Task goal.
All lines from the one that has "Give me the" onward to the end of the records below are to be returned exactly; pictures are to be skipped.
++++++++
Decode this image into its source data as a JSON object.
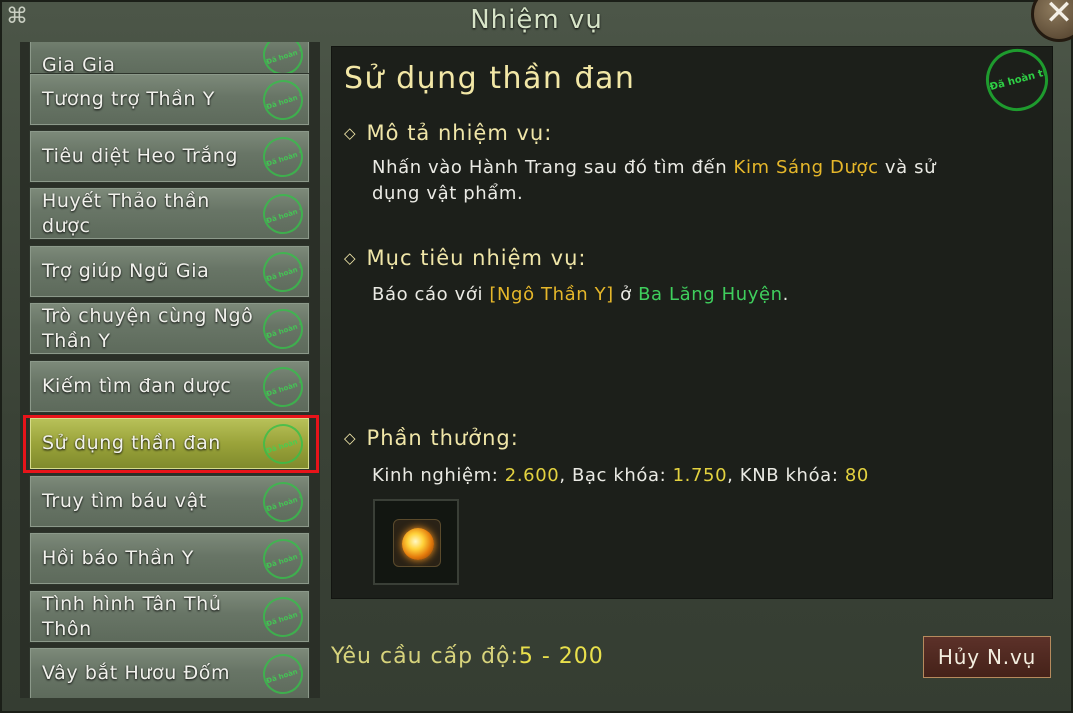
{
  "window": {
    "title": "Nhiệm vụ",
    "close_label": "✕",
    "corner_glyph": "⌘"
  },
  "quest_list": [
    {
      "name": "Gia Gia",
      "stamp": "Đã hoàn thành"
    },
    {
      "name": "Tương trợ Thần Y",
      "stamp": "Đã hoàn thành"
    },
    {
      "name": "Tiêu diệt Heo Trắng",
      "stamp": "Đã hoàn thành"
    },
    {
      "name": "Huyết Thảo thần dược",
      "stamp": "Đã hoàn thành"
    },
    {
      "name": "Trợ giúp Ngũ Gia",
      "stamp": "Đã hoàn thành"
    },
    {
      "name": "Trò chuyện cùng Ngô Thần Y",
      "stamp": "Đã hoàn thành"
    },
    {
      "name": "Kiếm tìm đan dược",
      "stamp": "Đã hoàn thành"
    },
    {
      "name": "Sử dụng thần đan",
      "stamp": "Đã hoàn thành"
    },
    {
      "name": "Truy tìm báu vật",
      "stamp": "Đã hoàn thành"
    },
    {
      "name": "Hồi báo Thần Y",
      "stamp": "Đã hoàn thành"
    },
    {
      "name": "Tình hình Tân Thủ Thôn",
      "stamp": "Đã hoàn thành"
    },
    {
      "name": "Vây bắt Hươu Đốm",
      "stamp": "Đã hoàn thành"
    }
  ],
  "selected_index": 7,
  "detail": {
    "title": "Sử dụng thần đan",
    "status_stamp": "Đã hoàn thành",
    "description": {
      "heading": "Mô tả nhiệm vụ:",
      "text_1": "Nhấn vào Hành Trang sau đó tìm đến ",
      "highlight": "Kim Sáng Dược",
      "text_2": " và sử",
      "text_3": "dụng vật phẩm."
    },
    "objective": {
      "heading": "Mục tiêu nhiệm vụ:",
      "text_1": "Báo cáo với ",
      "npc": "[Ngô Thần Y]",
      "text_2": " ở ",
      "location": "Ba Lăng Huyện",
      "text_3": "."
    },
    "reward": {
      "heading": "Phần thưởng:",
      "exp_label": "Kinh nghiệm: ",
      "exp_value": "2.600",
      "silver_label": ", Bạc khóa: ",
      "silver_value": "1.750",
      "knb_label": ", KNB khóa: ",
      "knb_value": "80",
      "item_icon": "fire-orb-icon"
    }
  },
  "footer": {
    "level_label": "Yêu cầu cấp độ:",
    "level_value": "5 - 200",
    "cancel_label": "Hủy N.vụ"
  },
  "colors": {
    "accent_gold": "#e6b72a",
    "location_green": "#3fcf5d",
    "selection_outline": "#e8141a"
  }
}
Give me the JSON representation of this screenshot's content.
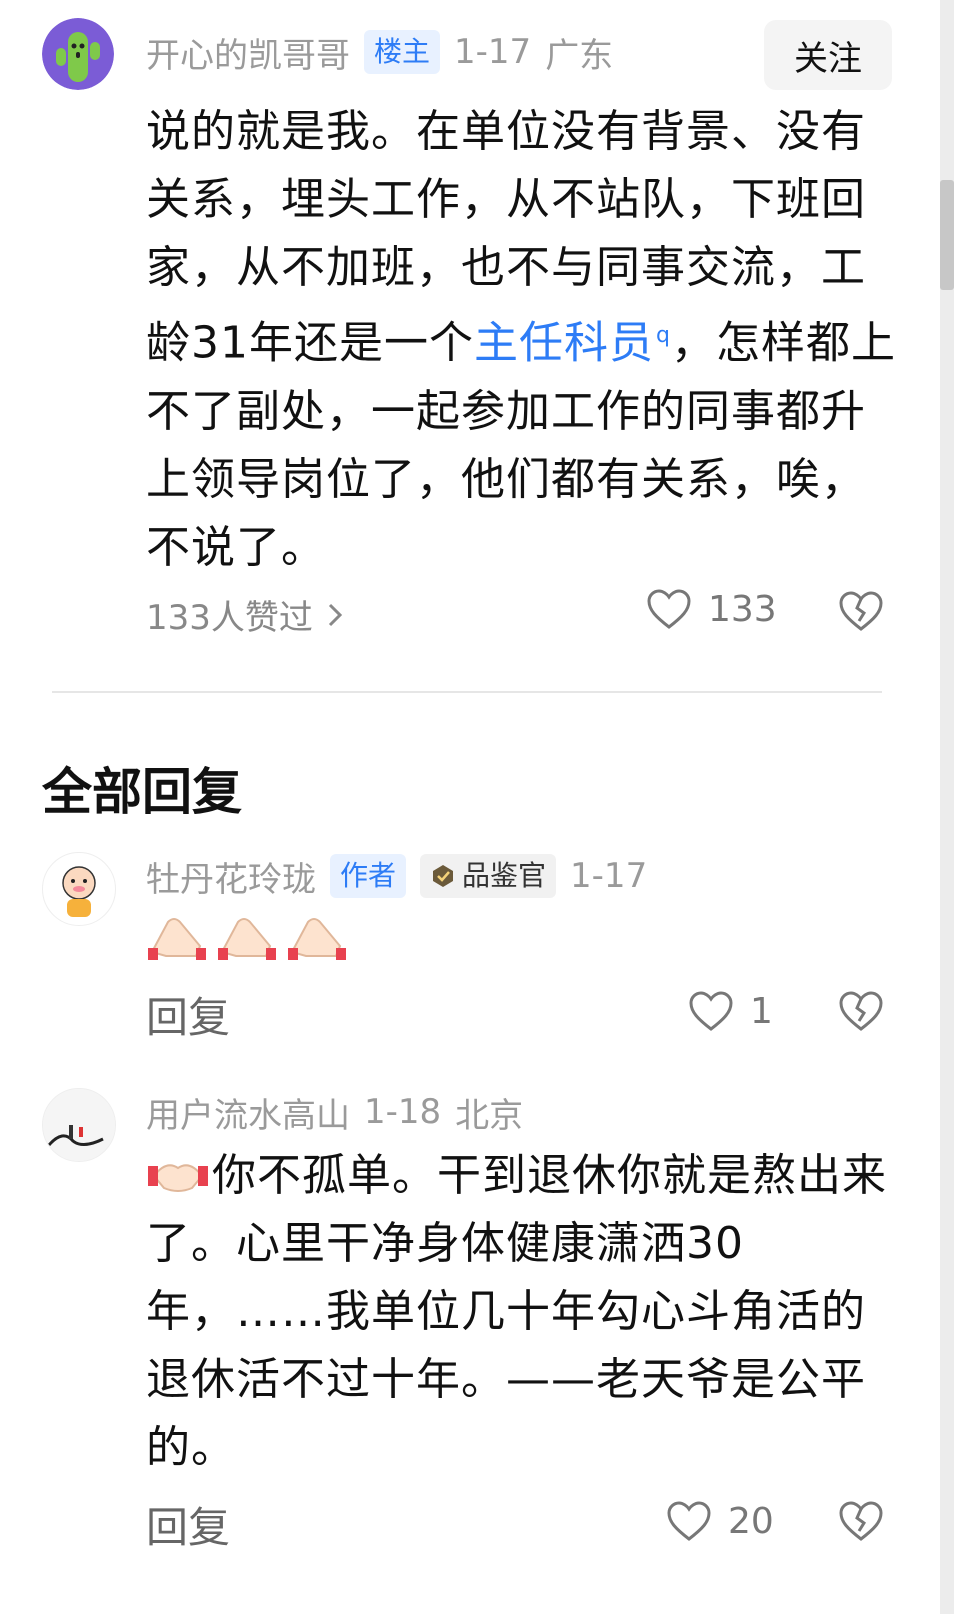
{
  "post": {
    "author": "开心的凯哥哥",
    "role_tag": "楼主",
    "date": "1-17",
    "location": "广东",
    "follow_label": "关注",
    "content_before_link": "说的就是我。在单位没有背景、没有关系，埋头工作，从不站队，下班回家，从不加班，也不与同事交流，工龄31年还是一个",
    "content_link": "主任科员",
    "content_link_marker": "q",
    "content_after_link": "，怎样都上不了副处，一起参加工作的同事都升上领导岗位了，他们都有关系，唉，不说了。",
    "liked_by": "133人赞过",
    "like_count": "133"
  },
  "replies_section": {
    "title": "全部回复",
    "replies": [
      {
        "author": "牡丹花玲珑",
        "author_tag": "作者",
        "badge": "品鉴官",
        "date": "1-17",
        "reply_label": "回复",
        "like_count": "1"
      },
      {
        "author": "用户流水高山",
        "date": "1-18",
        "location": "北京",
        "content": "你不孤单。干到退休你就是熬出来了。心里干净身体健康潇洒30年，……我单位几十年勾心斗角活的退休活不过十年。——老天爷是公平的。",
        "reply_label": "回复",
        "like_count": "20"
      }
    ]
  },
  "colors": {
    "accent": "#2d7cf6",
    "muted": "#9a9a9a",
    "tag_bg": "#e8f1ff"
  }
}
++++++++
Task response.
Give me the JSON representation of this screenshot's content.
{
  "post": {
    "author": "开心的凯哥哥",
    "role_tag": "楼主",
    "date": "1-17",
    "location": "广东",
    "follow_label": "关注",
    "content_before_link": "说的就是我。在单位没有背景、没有关系，埋头工作，从不站队，下班回家，从不加班，也不与同事交流，工龄31年还是一个",
    "content_link": "主任科员",
    "content_link_marker": "q",
    "content_after_link": "，怎样都上不了副处，一起参加工作的同事都升上领导岗位了，他们都有关系，唉，不说了。",
    "liked_by": "133人赞过",
    "like_count": "133"
  },
  "replies_section": {
    "title": "全部回复",
    "replies": [
      {
        "author": "牡丹花玲珑",
        "author_tag": "作者",
        "badge": "品鉴官",
        "date": "1-17",
        "reply_label": "回复",
        "like_count": "1"
      },
      {
        "author": "用户流水高山",
        "date": "1-18",
        "location": "北京",
        "content": "你不孤单。干到退休你就是熬出来了。心里干净身体健康潇洒30年，……我单位几十年勾心斗角活的退休活不过十年。——老天爷是公平的。",
        "reply_label": "回复",
        "like_count": "20"
      }
    ]
  },
  "colors": {
    "accent": "#2d7cf6",
    "muted": "#9a9a9a",
    "tag_bg": "#e8f1ff"
  }
}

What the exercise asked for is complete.